Affect, in these analyses, is a constitutive rather than derivative quality of classroom life. It is not an interior experience, but rather, a “form of thinking that is often obscure and nonreflective” (Walshaw & Brown, 2012, p. 188). Pedagogy, as enacted by the two teachers, was built on an understanding of learning as neither completely rational nor entirely social. Rather, learning is conceived of as located in a liminal space through an uneven movement, embracing the discourses, knowledge and of both teacher and student. In work, like this, inspired by ideas such as Spinoza's, in the pedagogical relation thinking and affect are at one with the other. Cognition cannot stand alone without affect precisely because affect initiates the purpose of thinking. In mathematics education we are only now beginning to understand the thinking-being relation (where thinking incorporates both conscious and unconscious processes) as a dependency. It is not possible, in the final analysis, to separate one from the other. This inseparability is immensely relevant in any contemporary discussion of pedagogical practice.

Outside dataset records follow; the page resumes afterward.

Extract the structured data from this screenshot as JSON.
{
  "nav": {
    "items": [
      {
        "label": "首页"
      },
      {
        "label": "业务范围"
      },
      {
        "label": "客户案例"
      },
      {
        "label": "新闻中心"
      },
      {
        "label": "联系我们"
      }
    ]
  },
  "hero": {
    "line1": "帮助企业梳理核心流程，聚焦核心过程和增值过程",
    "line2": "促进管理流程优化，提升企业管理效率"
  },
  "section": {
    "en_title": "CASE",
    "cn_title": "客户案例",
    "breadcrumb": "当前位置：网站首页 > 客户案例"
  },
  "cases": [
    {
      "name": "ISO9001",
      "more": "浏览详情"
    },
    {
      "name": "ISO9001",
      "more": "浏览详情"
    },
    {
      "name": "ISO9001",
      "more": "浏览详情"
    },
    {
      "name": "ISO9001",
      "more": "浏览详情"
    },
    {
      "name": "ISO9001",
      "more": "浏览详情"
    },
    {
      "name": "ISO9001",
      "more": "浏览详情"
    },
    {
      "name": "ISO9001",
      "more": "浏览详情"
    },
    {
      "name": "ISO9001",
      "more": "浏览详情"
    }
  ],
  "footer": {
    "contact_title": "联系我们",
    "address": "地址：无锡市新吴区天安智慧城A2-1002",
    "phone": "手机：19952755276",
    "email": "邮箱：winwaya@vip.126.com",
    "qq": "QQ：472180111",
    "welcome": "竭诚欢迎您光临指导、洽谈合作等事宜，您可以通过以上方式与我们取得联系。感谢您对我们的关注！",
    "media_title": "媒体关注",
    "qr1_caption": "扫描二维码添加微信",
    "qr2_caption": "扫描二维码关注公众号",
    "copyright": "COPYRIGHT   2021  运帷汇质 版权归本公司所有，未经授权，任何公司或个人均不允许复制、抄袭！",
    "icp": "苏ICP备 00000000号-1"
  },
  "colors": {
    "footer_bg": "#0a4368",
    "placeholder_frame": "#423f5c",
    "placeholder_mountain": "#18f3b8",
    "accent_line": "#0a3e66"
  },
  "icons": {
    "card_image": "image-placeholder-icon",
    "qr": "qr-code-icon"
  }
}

The discussion offered of pedagogical change has taken a different line of inquiry than that typically presented within mathematics education. As a counterpoint to habitual thinking of the way we might construe pedagogical change, the primarily psychoanalytically-inspired analyses force us to rethink what lies behind a teacher's receptiveness to change her practice. In particular, they demand attention to processes of obligation and reciprocity, emphasizing the relational and unseen aspects of pedagogical change. Pedagogical change turns out to be a mode of activity circumscribed beyond the rational autonomous teacher. It is mediated by unseen, unspoken, atemporal coordinates, all of which serve to undermine any certain rational basis for change.